Put on a Sleep Mask
“Overnight masks are a great way to treat your skin and give it extra attention,” says Dr. Papantoniou. The skin undergoes more cellular repair during sleep and can be more receptive to products at this time.” She recommends using an overnight mask a few times a week in lieu of going through your usual nighttime regimen. Simply cleanse, slather on a layer of the mask, and go to sleep.
Keep Your Hair Off Your Face
Pull your hair back into a loose ponytail or wrap it in a scarf before going to bed. This will prevent the hair’s natural oils from rubbing off on your skin. This is especially important if your hair is unwashed or you are prone toward acne break outs.
Get The Right Pillowcases
It’s worth it to invest in some soft pillowcases, because friction from harsher cotton fibers can accelerate the development of permanent creases. Dr. Papantoniou suggests trying a smooth silk or satin pillowcase, which prevents trauma to the skin and reduces the probability of your skin forming lines and wrinkles while you sleep. Also remember to change and wash your pillowcases at least once a week.
Rejuvenate With a Retinoid
Choose an anti-age cream or serum that packs real power. These vitamin-a derivatives are key to youthful-looking skin. “But because exposure to sunlight can deactivate their potency, it’s best to apply retinoids at night,” says Dr. Papantoniou. Start by using an OTC retinol-containing cream or serum every other night until skin becomes more tolerant to the side effects, which are often dryness and sensitivity.
Apply Eye Cream
If you are having problems with eye bags and puffiness after you wake up, applying eye cream before sleeping will solve this. Gently apply the cream around your eyes especially under it to replenish the skin surrounding your eyes. Make sure you stay hydrated during the day; this can help prevent water retention and will combat your sodium intake during the day.
Mind Your Sleeping Position
Train yourself not to sleep face down. This habit can cause premature wrinkles and creases. It’s better to position yourself properly while sleeping. This will also prevent your face from rubbing against pillowcases and sheets. If you are lucky and can sleep on you back, that is the best way to prevent wrinkles and creases from sleep habits.
About Dr. Papantoniou
Dr. Kally Papantoniou is a Cosmetic Dermatologist, Board Certified by the American Board of Dermatology. She specializes in Injectables, Lasers, Body Contouring, Surgical and Medical Dermatology. Dr. Papantoniou is also a clinical instructor at Mount Sinai Health Center in New York City.
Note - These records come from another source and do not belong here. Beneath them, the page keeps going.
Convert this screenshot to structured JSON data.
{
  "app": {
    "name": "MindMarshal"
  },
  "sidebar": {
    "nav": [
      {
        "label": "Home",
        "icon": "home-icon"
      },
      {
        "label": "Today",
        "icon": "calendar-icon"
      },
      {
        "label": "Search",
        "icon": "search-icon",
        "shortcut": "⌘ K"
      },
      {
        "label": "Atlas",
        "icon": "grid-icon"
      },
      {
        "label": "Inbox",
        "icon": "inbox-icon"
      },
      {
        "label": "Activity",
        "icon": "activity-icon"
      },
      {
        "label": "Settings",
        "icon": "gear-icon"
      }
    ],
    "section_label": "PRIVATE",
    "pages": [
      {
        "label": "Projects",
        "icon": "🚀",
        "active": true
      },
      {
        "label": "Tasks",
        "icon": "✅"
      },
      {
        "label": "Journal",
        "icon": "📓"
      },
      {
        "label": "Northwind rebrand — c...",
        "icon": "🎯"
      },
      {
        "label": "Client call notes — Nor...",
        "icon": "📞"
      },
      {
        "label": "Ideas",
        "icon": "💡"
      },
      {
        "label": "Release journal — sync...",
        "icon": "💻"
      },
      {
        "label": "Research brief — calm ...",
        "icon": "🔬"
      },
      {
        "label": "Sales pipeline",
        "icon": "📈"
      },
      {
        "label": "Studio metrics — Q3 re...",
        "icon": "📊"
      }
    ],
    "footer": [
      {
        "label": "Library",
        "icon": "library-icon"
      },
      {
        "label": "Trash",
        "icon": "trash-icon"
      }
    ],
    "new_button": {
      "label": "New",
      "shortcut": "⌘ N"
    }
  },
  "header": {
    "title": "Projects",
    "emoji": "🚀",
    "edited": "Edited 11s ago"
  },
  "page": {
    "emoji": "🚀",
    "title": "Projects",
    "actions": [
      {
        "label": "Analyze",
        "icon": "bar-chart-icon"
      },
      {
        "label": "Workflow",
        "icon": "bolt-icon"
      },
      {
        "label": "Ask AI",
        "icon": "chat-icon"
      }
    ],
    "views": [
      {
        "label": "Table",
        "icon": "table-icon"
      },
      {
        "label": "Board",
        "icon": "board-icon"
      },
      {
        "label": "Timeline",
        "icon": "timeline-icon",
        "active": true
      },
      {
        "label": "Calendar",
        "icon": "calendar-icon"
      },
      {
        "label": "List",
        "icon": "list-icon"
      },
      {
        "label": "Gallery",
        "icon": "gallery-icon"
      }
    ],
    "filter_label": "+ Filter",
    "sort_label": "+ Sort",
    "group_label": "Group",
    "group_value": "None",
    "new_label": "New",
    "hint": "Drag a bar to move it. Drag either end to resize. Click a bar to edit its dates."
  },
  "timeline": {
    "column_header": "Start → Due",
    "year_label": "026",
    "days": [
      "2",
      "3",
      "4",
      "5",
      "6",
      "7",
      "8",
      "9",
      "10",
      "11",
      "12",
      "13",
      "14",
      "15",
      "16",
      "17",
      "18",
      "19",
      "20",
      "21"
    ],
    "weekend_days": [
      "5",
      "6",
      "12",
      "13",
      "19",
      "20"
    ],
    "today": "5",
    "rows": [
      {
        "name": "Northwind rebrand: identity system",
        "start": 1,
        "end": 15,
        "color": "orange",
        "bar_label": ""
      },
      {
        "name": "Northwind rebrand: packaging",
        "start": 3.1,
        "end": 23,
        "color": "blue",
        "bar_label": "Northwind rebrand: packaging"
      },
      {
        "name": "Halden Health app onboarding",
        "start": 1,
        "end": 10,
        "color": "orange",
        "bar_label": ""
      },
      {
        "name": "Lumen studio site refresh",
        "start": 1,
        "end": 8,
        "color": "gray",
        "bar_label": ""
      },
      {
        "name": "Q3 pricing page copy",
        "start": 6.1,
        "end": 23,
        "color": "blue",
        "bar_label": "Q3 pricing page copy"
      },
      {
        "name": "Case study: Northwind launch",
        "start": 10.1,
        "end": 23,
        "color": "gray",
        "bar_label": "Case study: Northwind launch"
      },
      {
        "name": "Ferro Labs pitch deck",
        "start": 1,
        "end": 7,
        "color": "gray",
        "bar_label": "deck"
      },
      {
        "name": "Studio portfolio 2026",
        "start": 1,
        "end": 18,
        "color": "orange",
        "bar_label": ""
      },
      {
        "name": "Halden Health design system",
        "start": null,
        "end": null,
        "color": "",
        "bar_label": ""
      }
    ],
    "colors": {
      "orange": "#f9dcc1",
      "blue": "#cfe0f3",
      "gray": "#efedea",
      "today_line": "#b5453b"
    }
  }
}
She applies expert techniques and the newest technologies to treat her patients. Dr. Papantoniou focuses on providing her patients with the highest level of care, with special interests in natural and healthy alternatives to treatments and disease prevention. Connect with Dr. Papantoniou via twitter @DrPderm or her website www.DrPapantoniou.com